Beyond the front gate was a wide spectrum of human sexuality across genders, ages and races: we saw dominatrices, leather daddies, mooing men, lumberjacks, naughty nurses, man-bunnies, pups, subs, a line of boys dressed like crocodiles and even a guy in a diaper casually sipping a beer. I was awestruck, having never experienced sexual expression on such a large scale. There were hundreds of thousands of revelers flooding the streets, strutting playfully for all the gawkers.
“Want a beer?” I asked my brother.
“Um, okay,” he said.
The beer stand had a large line, so we took our place at the back and continued to gaze out into the crowd. And that’s when I heard a distant drum. A man bound to a stake was being carried through the crowd; he had a mask on, like something out of Mad Max. The drum sound trailed behind, like it was part of some ancient ceremony. My brother looked over and smiled uncomfortably. “Zike,” he said. That was the name he gave me growing up. “I might actually go and do yoga after this drink.”
I believe that there’s no shame in discomfort so long as judgment doesn’t accompany it. My brother never judged anything I did, not once, and he pretty much knew everything — we were very close. “Maybe I’d be ready for this in two years,” he said, almost like he was disappointed in himself.
“You can just leave now if you want, Bub,” I said. “I can stay by myself.”
“Are you sure?”
“Love you, Zike,” he said. He hugged me and left.
And there I was, alone again.
I took off my shirt and continued down Folsom Street, wanting to check out the Deviant Dance District between 12th and 13th Streets. I moved through the crowd of thousands with a smile on my face, admiring the beautiful people: there was a cowboy in a slave collar, a naked dude with a bouncing erection, bound men and women doing acrobats and hippies with their tits hanging out. There were no limits, no guilt about who, or what you are, or should be — it was a celebration of raw sexuality.
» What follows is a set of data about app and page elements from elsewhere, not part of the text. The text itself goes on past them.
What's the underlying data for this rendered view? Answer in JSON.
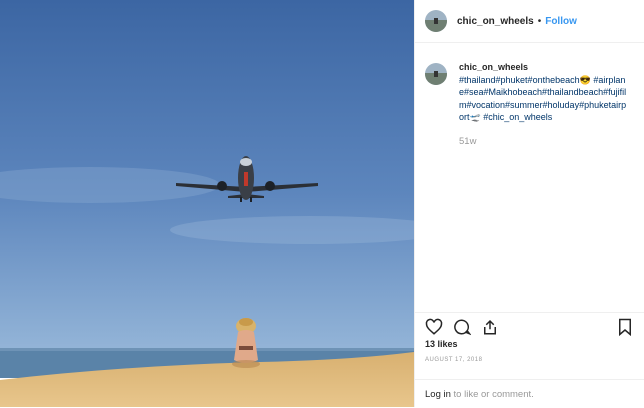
{
  "header": {
    "username": "chic_on_wheels",
    "separator": "•",
    "follow_label": "Follow"
  },
  "caption": {
    "username": "chic_on_wheels",
    "hashtags": "#thailand#phuket#onthebeach😎 #airplane#sea#Maikhobeach#thailandbeach#fujifilm#vocation#summer#holuday#phuketairport🛫 #chic_on_wheels",
    "time_ago": "51w"
  },
  "stats": {
    "likes": "13 likes",
    "date": "AUGUST 17, 2018"
  },
  "comment": {
    "login_link": "Log in",
    "rest": " to like or comment."
  },
  "icons": {
    "like": "heart-icon",
    "comment": "comment-icon",
    "share": "share-icon",
    "save": "bookmark-icon"
  },
  "colors": {
    "follow": "#3897f0",
    "hashtag": "#003569",
    "sky_top": "#3f6aa6",
    "sky_bottom": "#8fb2d6",
    "sea": "#5a83a8",
    "sand": "#e3bd7e"
  }
}
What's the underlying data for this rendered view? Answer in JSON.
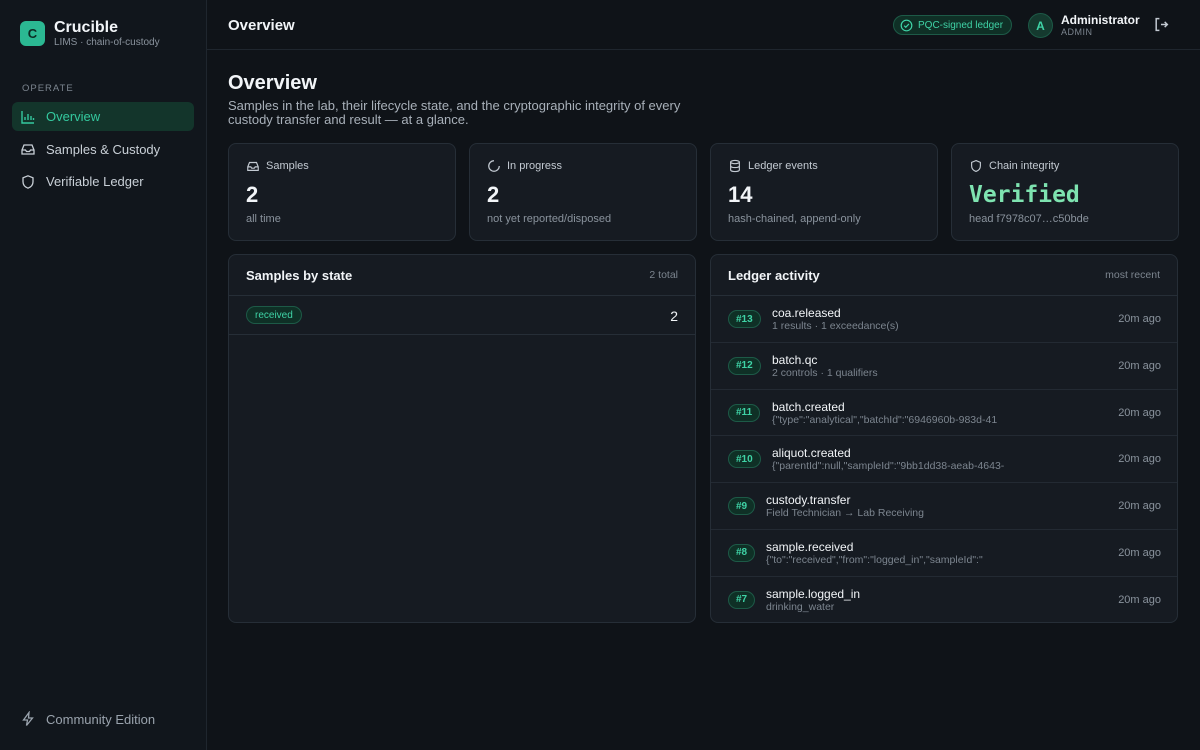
{
  "brand": {
    "logo_letter": "C",
    "name": "Crucible",
    "subtitle": "LIMS · chain-of-custody"
  },
  "sidebar": {
    "section_label": "OPERATE",
    "items": [
      {
        "label": "Overview",
        "icon": "bar-chart-icon",
        "active": true
      },
      {
        "label": "Samples & Custody",
        "icon": "inbox-icon",
        "active": false
      },
      {
        "label": "Verifiable Ledger",
        "icon": "shield-icon",
        "active": false
      }
    ],
    "edition": "Community Edition"
  },
  "topbar": {
    "title": "Overview",
    "badge": "PQC-signed ledger",
    "avatar_letter": "A",
    "user_name": "Administrator",
    "user_role": "ADMIN"
  },
  "page": {
    "title": "Overview",
    "description": "Samples in the lab, their lifecycle state, and the cryptographic integrity of every custody transfer and result — at a glance."
  },
  "stats": [
    {
      "label": "Samples",
      "value": "2",
      "sub": "all time",
      "icon": "inbox-icon"
    },
    {
      "label": "In progress",
      "value": "2",
      "sub": "not yet reported/disposed",
      "icon": "spinner-icon"
    },
    {
      "label": "Ledger events",
      "value": "14",
      "sub": "hash-chained, append-only",
      "icon": "database-icon"
    },
    {
      "label": "Chain integrity",
      "value": "Verified",
      "sub": "head f7978c07…c50bde",
      "icon": "shield-icon"
    }
  ],
  "samples_by_state": {
    "title": "Samples by state",
    "meta": "2 total",
    "rows": [
      {
        "state": "received",
        "count": "2"
      }
    ]
  },
  "ledger_activity": {
    "title": "Ledger activity",
    "meta": "most recent",
    "rows": [
      {
        "id": "#13",
        "event": "coa.released",
        "detail": "1 results · 1 exceedance(s)",
        "time": "20m ago"
      },
      {
        "id": "#12",
        "event": "batch.qc",
        "detail": "2 controls · 1 qualifiers",
        "time": "20m ago"
      },
      {
        "id": "#11",
        "event": "batch.created",
        "detail": "{\"type\":\"analytical\",\"batchId\":\"6946960b-983d-41",
        "time": "20m ago"
      },
      {
        "id": "#10",
        "event": "aliquot.created",
        "detail": "{\"parentId\":null,\"sampleId\":\"9bb1dd38-aeab-4643-",
        "time": "20m ago"
      },
      {
        "id": "#9",
        "event": "custody.transfer",
        "detail": "Field Technician → Lab Receiving",
        "time": "20m ago"
      },
      {
        "id": "#8",
        "event": "sample.received",
        "detail": "{\"to\":\"received\",\"from\":\"logged_in\",\"sampleId\":\"",
        "time": "20m ago"
      },
      {
        "id": "#7",
        "event": "sample.logged_in",
        "detail": "drinking_water",
        "time": "20m ago"
      }
    ]
  }
}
As I approached 12th Street, I noticed a massive sheep structure in the distance wearing a harness. The DJ was playing on top. I later learned that it was a Burning Man art bus called BAAAHS (“Big Ass Amazingly Awesome Homosexual Sheep”). To see it nestled amongst the industrial streets of Folsom seemed very post-modern, appearing as a silhouette in the haze of the Californian sun. I got closer and found a crowd below that danced and cheered while the DJ churned an eclectic blend of deep house. The music was liberated from usual club sounds.
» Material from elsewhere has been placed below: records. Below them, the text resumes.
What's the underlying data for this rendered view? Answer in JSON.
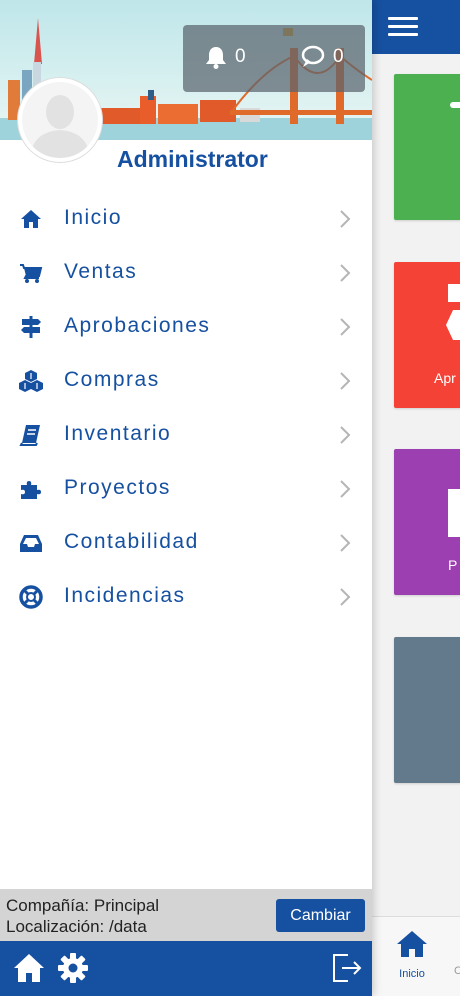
{
  "main": {
    "tiles": [
      {
        "label": "",
        "color": "#4caf50"
      },
      {
        "label": "Apr",
        "color": "#f44336"
      },
      {
        "label": "P",
        "color": "#9c3fb0"
      },
      {
        "label": "",
        "color": "#627a8b"
      }
    ],
    "tabbar": {
      "active_label": "Inicio",
      "next_label": "C"
    }
  },
  "drawer": {
    "notifications": {
      "bell_count": "0",
      "chat_count": "0"
    },
    "username": "Administrator",
    "menu": [
      {
        "label": "Inicio",
        "icon": "home-icon"
      },
      {
        "label": "Ventas",
        "icon": "cart-icon"
      },
      {
        "label": "Aprobaciones",
        "icon": "signpost-icon"
      },
      {
        "label": "Compras",
        "icon": "cubes-icon"
      },
      {
        "label": "Inventario",
        "icon": "book-icon"
      },
      {
        "label": "Proyectos",
        "icon": "puzzle-icon"
      },
      {
        "label": "Contabilidad",
        "icon": "inbox-icon"
      },
      {
        "label": "Incidencias",
        "icon": "lifebuoy-icon"
      }
    ],
    "company_line": "Compañía: Principal",
    "location_line": "Localización: /data",
    "change_button": "Cambiar"
  },
  "colors": {
    "brand": "#1650a0",
    "company_bar": "#d4d4d4"
  }
}
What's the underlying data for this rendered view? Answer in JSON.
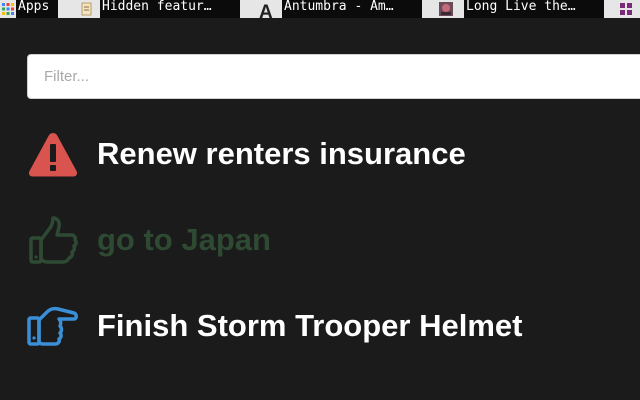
{
  "bookmarks": [
    {
      "icon": "apps-grid-icon",
      "label": "Apps"
    },
    {
      "icon": "document-icon",
      "label": "Hidden featur…"
    },
    {
      "icon": "letter-a-icon",
      "label": "Antumbra - Am…"
    },
    {
      "icon": "thumbnail-icon",
      "label": "Long Live the…"
    },
    {
      "icon": "purple-grid-icon",
      "label": ""
    }
  ],
  "filter": {
    "placeholder": "Filter...",
    "value": ""
  },
  "tasks": [
    {
      "label": "Renew renters insurance",
      "icon": "warning-icon",
      "color": "#ffffff",
      "icon_color": "#d9534f"
    },
    {
      "label": "go to Japan",
      "icon": "thumbs-up-icon",
      "color": "#2e4a33",
      "icon_color": "#2e4a33"
    },
    {
      "label": "Finish Storm Trooper Helmet",
      "icon": "hand-point-right-icon",
      "color": "#ffffff",
      "icon_color": "#3a8fd6"
    }
  ],
  "colors": {
    "background": "#1b1b1c",
    "warning": "#d9534f",
    "done": "#2e4a33",
    "in_progress": "#3a8fd6"
  }
}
More people joined in, all facing BAAAHS like it was their patron deity. The street was packed full of free-spirited folk. I danced in that moment, with those people, to that music, and felt like all the rules about how life, relationships and sexuality were mere constructs. Ernan and I were free to define things as we chose — I wanted to liberate him from his traditional way of thinking. It wasn’t just about an open relationship with him. I wanted much more than that. Maybe it was more about family structures, or tribes?
The music got so good that I finally let that thought go and enjoyed the moment.
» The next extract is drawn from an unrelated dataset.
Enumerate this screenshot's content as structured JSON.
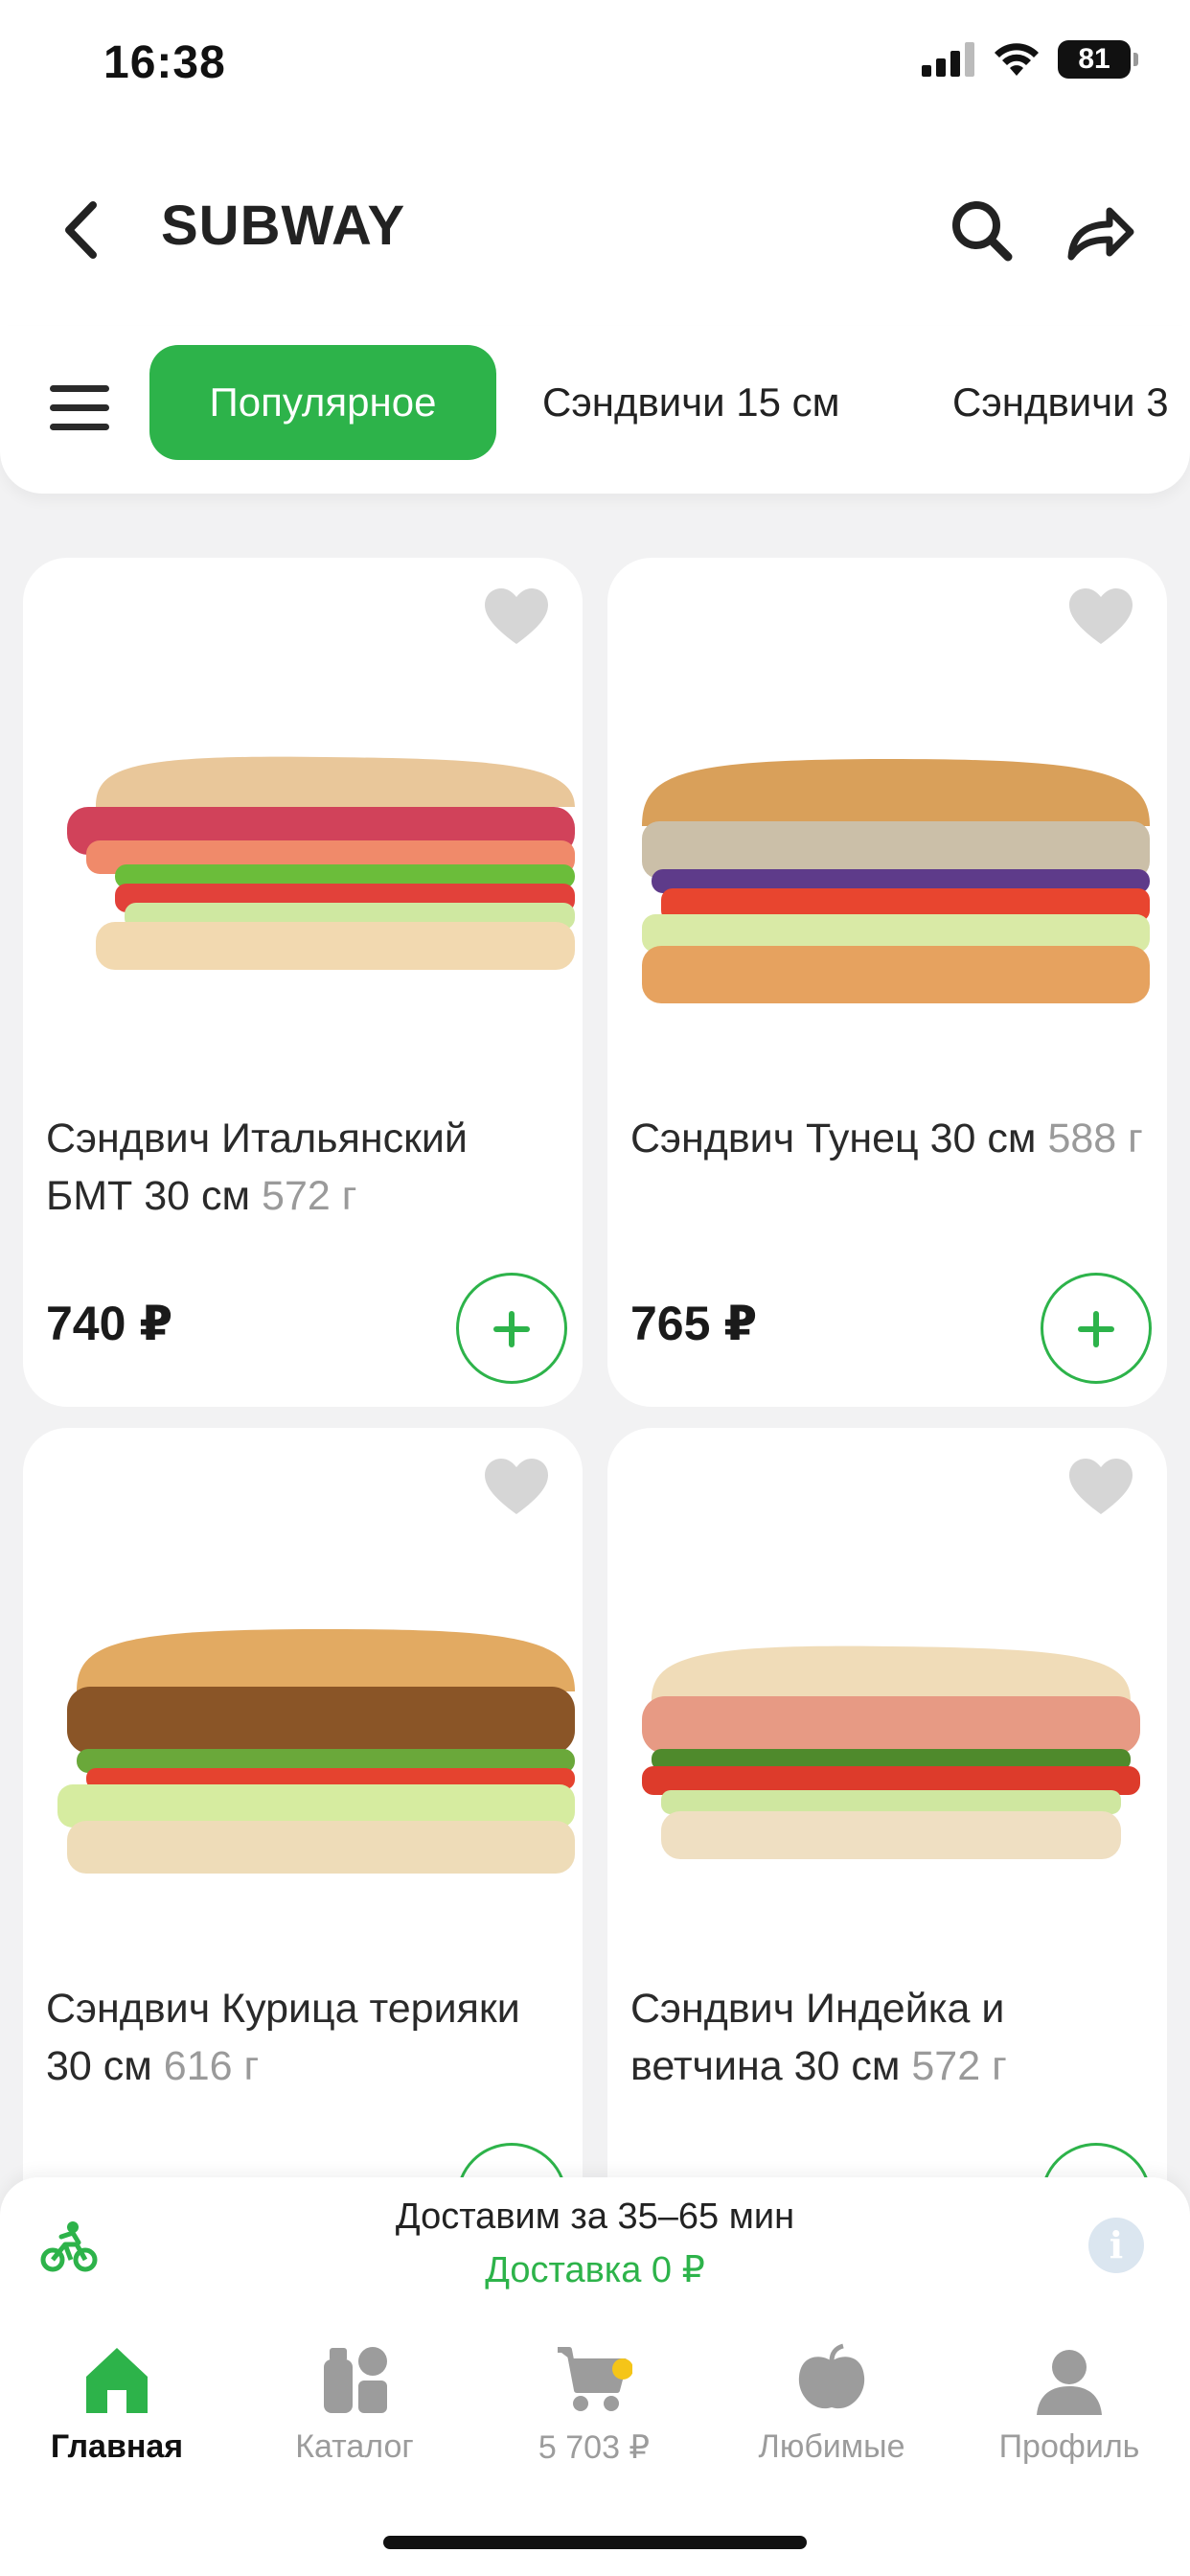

I went to get another beer an hour later and ran into Kyle from the other night at Beatbox. He had this wide-eyed glow, and he was consumed by the spirit of the fair. “There you are,” he said, grabbing onto me. “You have to come and dance with us. Phil hasn’t stopped talking about you since Friday night.”
“Hi!” I said.
“Come with me. He really likes you but he’s stuck with his boyfriend. They’re about to break up, though.”